# EXERCISE DIRECTIONS:
Where does the word "JSON" occur in the data below? Copy each line that holds it.

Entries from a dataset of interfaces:
-- Opening Marker --
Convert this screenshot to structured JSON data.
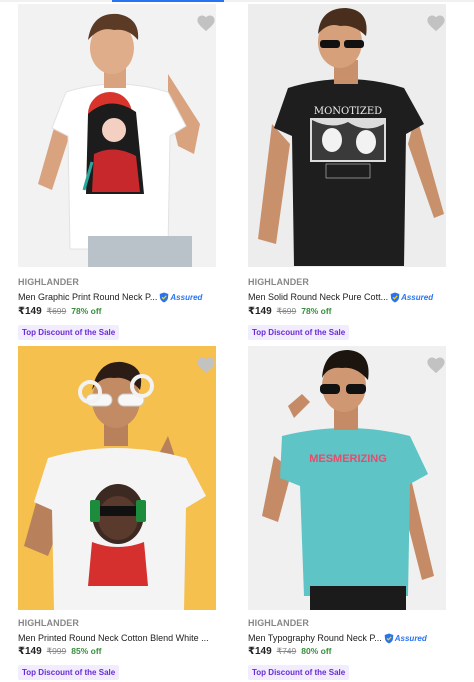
{
  "products": [
    {
      "brand": "HIGHLANDER",
      "title": "Men Graphic Print Round Neck P...",
      "assured": true,
      "assured_label": "Assured",
      "price": "₹149",
      "mrp": "₹699",
      "discount": "78% off",
      "badge": "Top Discount of the Sale",
      "tee_color": "#ffffff",
      "bg_color": "#f3f3f3",
      "print_text": ""
    },
    {
      "brand": "HIGHLANDER",
      "title": "Men Solid Round Neck Pure Cott...",
      "assured": true,
      "assured_label": "Assured",
      "price": "₹149",
      "mrp": "₹699",
      "discount": "78% off",
      "badge": "Top Discount of the Sale",
      "tee_color": "#1e1e1e",
      "bg_color": "#ededed",
      "print_text": "MONOTIZED"
    },
    {
      "brand": "HIGHLANDER",
      "title": "Men Printed Round Neck Cotton Blend White ...",
      "assured": false,
      "assured_label": "",
      "price": "₹149",
      "mrp": "₹999",
      "discount": "85% off",
      "badge": "Top Discount of the Sale",
      "tee_color": "#f4f4f4",
      "bg_color": "#f5c04d",
      "print_text": ""
    },
    {
      "brand": "HIGHLANDER",
      "title": "Men Typography Round Neck P...",
      "assured": true,
      "assured_label": "Assured",
      "price": "₹149",
      "mrp": "₹749",
      "discount": "80% off",
      "badge": "Top Discount of the Sale",
      "tee_color": "#5ec4c6",
      "bg_color": "#f0f0f0",
      "print_text": "MESMERIZING"
    }
  ],
  "colors": {
    "accent": "#2874f0",
    "discount_green": "#388e3c",
    "badge_purple": "#6a2bd6",
    "wishlist_grey": "#c2c2c2"
  }
}
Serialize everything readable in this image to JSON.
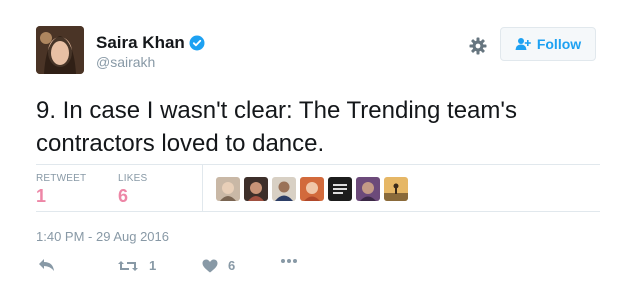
{
  "profile": {
    "name": "Saira Khan",
    "handle": "@sairakh",
    "verified_color": "#1da1f2"
  },
  "header": {
    "follow_label": "Follow",
    "icons": [
      "gear-icon",
      "follow-person-icon"
    ]
  },
  "tweet": {
    "text": "9. In case I wasn't clear: The Trending team's contractors loved to dance.",
    "timestamp": "1:40 PM - 29 Aug 2016"
  },
  "stats": {
    "retweet_label": "RETWEET",
    "retweet_count": "1",
    "likes_label": "LIKES",
    "likes_count": "6",
    "liker_avatar_count": 7
  },
  "actions": {
    "reply_icon": "reply-icon",
    "retweet_count": "1",
    "like_count": "6",
    "more_icon": "more-icon"
  },
  "colors": {
    "accent": "#1da1f2",
    "like_red": "#e0245e",
    "muted": "#8899a6",
    "text": "#14171a"
  }
}
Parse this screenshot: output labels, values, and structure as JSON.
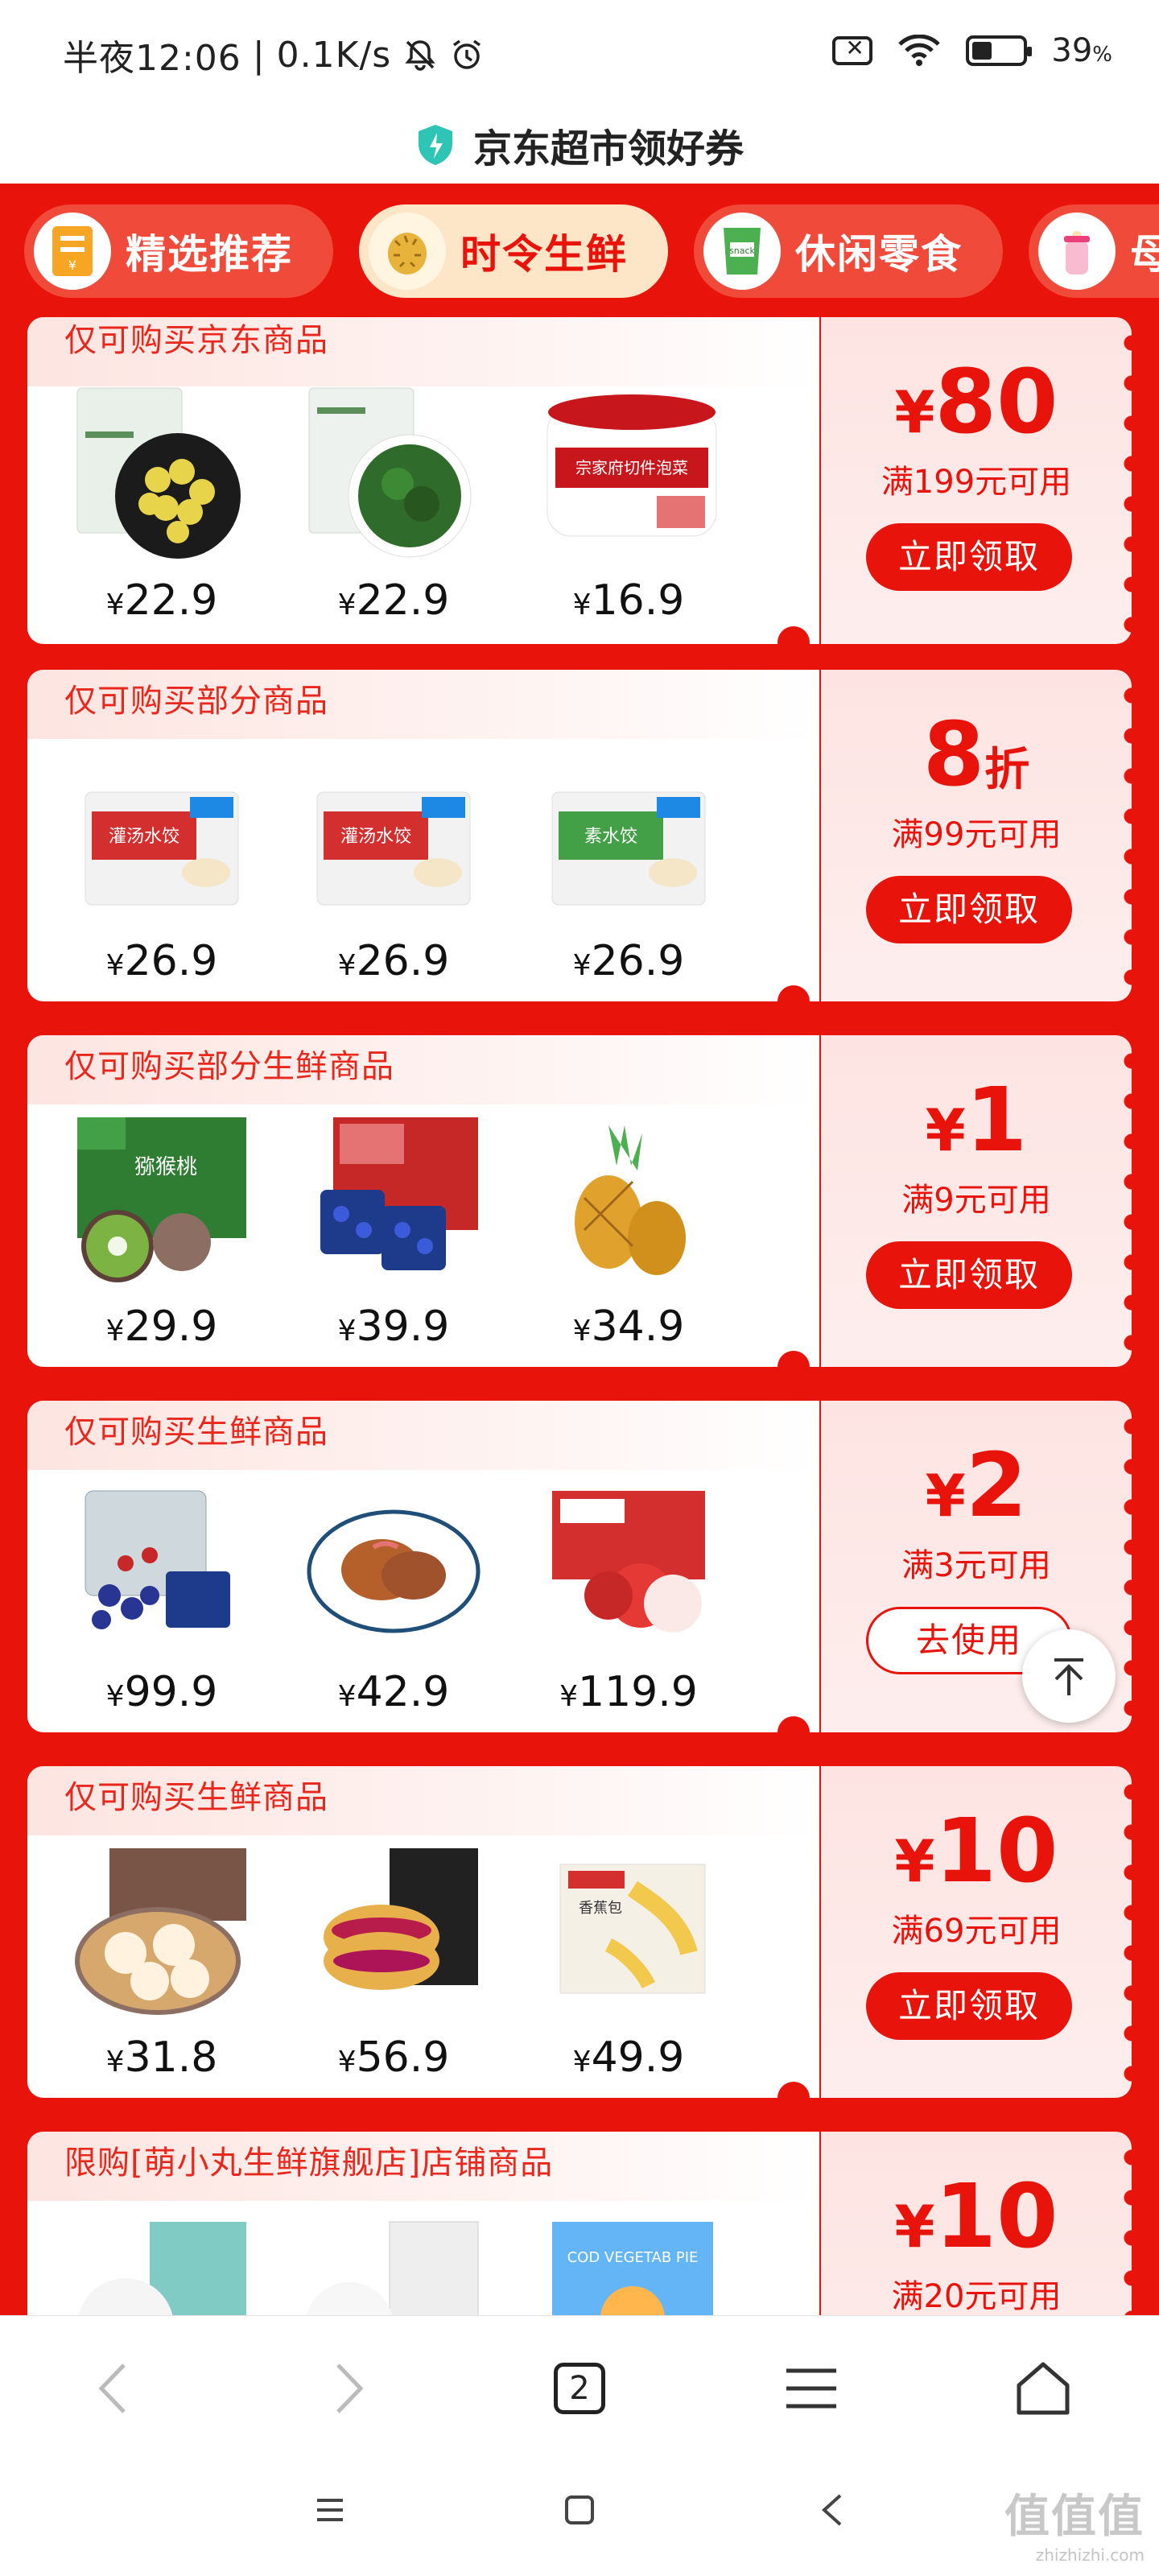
{
  "status_bar": {
    "time": "半夜12:06",
    "network_speed": "0.1K/s",
    "battery": "39"
  },
  "header": {
    "title": "京东超市领好券"
  },
  "tabs": [
    {
      "label": "精选推荐",
      "active": false
    },
    {
      "label": "时令生鲜",
      "active": true
    },
    {
      "label": "休闲零食",
      "active": false
    },
    {
      "label": "母",
      "active": false
    }
  ],
  "coupons": [
    {
      "restriction": "仅可购买京东商品",
      "currency": "¥",
      "amount": "80",
      "unit": "",
      "condition": "满199元可用",
      "button": "立即领取",
      "products": [
        {
          "yen": "¥",
          "price": "22.9"
        },
        {
          "yen": "¥",
          "price": "22.9"
        },
        {
          "yen": "¥",
          "price": "16.9",
          "label": "宗家府切件泡菜"
        }
      ]
    },
    {
      "restriction": "仅可购买部分商品",
      "currency": "",
      "amount": "8",
      "unit": "折",
      "condition": "满99元可用",
      "button": "立即领取",
      "products": [
        {
          "yen": "¥",
          "price": "26.9",
          "label": "灌汤水饺"
        },
        {
          "yen": "¥",
          "price": "26.9",
          "label": "灌汤水饺"
        },
        {
          "yen": "¥",
          "price": "26.9",
          "label": "素水饺"
        }
      ]
    },
    {
      "restriction": "仅可购买部分生鲜商品",
      "currency": "¥",
      "amount": "1",
      "unit": "",
      "condition": "满9元可用",
      "button": "立即领取",
      "products": [
        {
          "yen": "¥",
          "price": "29.9",
          "label": "猕猴桃"
        },
        {
          "yen": "¥",
          "price": "39.9"
        },
        {
          "yen": "¥",
          "price": "34.9"
        }
      ]
    },
    {
      "restriction": "仅可购买生鲜商品",
      "currency": "¥",
      "amount": "2",
      "unit": "",
      "condition": "满3元可用",
      "button": "去使用",
      "products": [
        {
          "yen": "¥",
          "price": "99.9"
        },
        {
          "yen": "¥",
          "price": "42.9"
        },
        {
          "yen": "¥",
          "price": "119.9"
        }
      ]
    },
    {
      "restriction": "仅可购买生鲜商品",
      "currency": "¥",
      "amount": "10",
      "unit": "",
      "condition": "满69元可用",
      "button": "立即领取",
      "products": [
        {
          "yen": "¥",
          "price": "31.8"
        },
        {
          "yen": "¥",
          "price": "56.9"
        },
        {
          "yen": "¥",
          "price": "49.9",
          "label": "香蕉包"
        }
      ]
    },
    {
      "restriction": "限购[萌小丸生鲜旗舰店]店铺商品",
      "currency": "¥",
      "amount": "10",
      "unit": "",
      "condition": "满20元可用",
      "button": "",
      "products": [
        {
          "yen": "",
          "price": ""
        },
        {
          "yen": "",
          "price": ""
        },
        {
          "yen": "",
          "price": "",
          "label": "COD VEGETAB PIE"
        }
      ]
    }
  ],
  "browser_nav": {
    "tab_count": "2"
  },
  "watermark": {
    "text": "值值值",
    "url": "zhizhizhi.com"
  },
  "colors": {
    "brand_red": "#e8140c",
    "active_tab_bg": "#fde6c8"
  }
}
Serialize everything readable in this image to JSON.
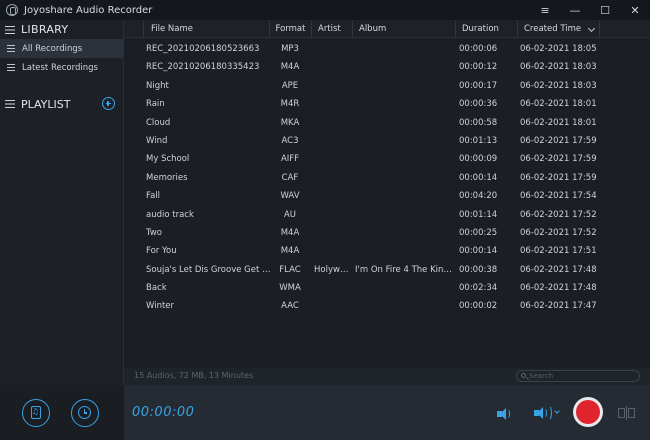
{
  "window": {
    "title": "Joyoshare Audio Recorder",
    "controls": [
      "≡",
      "—",
      "☐",
      "✕"
    ]
  },
  "sidebar": {
    "library_label": "LIBRARY",
    "items": [
      {
        "label": "All Recordings",
        "active": true
      },
      {
        "label": "Latest Recordings",
        "active": false
      }
    ],
    "playlist_label": "PLAYLIST"
  },
  "table": {
    "columns": {
      "file_name": "File Name",
      "format": "Format",
      "artist": "Artist",
      "album": "Album",
      "duration": "Duration",
      "created_time": "Created Time"
    },
    "rows": [
      {
        "name": "REC_20210206180523663",
        "format": "MP3",
        "artist": "",
        "album": "",
        "duration": "00:00:06",
        "created": "06-02-2021 18:05"
      },
      {
        "name": "REC_20210206180335423",
        "format": "M4A",
        "artist": "",
        "album": "",
        "duration": "00:00:12",
        "created": "06-02-2021 18:03"
      },
      {
        "name": "Night",
        "format": "APE",
        "artist": "",
        "album": "",
        "duration": "00:00:17",
        "created": "06-02-2021 18:03"
      },
      {
        "name": "Rain",
        "format": "M4R",
        "artist": "",
        "album": "",
        "duration": "00:00:36",
        "created": "06-02-2021 18:01"
      },
      {
        "name": "Cloud",
        "format": "MKA",
        "artist": "",
        "album": "",
        "duration": "00:00:58",
        "created": "06-02-2021 18:01"
      },
      {
        "name": "Wind",
        "format": "AC3",
        "artist": "",
        "album": "",
        "duration": "00:01:13",
        "created": "06-02-2021 17:59"
      },
      {
        "name": "My School",
        "format": "AIFF",
        "artist": "",
        "album": "",
        "duration": "00:00:09",
        "created": "06-02-2021 17:59"
      },
      {
        "name": "Memories",
        "format": "CAF",
        "artist": "",
        "album": "",
        "duration": "00:00:14",
        "created": "06-02-2021 17:59"
      },
      {
        "name": "Fall",
        "format": "WAV",
        "artist": "",
        "album": "",
        "duration": "00:04:20",
        "created": "06-02-2021 17:54"
      },
      {
        "name": "audio track",
        "format": "AU",
        "artist": "",
        "album": "",
        "duration": "00:01:14",
        "created": "06-02-2021 17:52"
      },
      {
        "name": "Two",
        "format": "M4A",
        "artist": "",
        "album": "",
        "duration": "00:00:25",
        "created": "06-02-2021 17:52"
      },
      {
        "name": "For You",
        "format": "M4A",
        "artist": "",
        "album": "",
        "duration": "00:00:14",
        "created": "06-02-2021 17:51"
      },
      {
        "name": "Souja's Let Dis Groove Get U...",
        "format": "FLAC",
        "artist": "Holywar...",
        "album": "I'm On Fire 4 The King ...",
        "duration": "00:00:38",
        "created": "06-02-2021 17:48"
      },
      {
        "name": "Back",
        "format": "WMA",
        "artist": "",
        "album": "",
        "duration": "00:02:34",
        "created": "06-02-2021 17:48"
      },
      {
        "name": "Winter",
        "format": "AAC",
        "artist": "",
        "album": "",
        "duration": "00:00:02",
        "created": "06-02-2021 17:47"
      }
    ]
  },
  "status": {
    "summary": "15 Audios, 72 MB, 13 Minutes",
    "search_placeholder": "Search"
  },
  "recorder": {
    "timer": "00:00:00"
  },
  "colors": {
    "accent": "#3aa3e6",
    "record": "#e0242c",
    "background": "#1b1f24"
  },
  "icons": {
    "logo": "microphone-logo-icon",
    "library": "hamburger-icon",
    "playlist_add": "plus-circle-icon",
    "bottom_left": [
      "music-file-icon",
      "alarm-clock-icon"
    ],
    "system_audio": "speaker-icon",
    "microphone_audio": "speaker-waves-icon",
    "record": "record-icon",
    "split": "split-view-icon"
  }
}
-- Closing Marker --
# RESPONSE AREA:
Convert this screenshot to structured JSON data.
Serialize everything readable in this image to JSON.
Parse this screenshot: output labels, values, and structure as JSON.
Serialize everything readable in this image to JSON.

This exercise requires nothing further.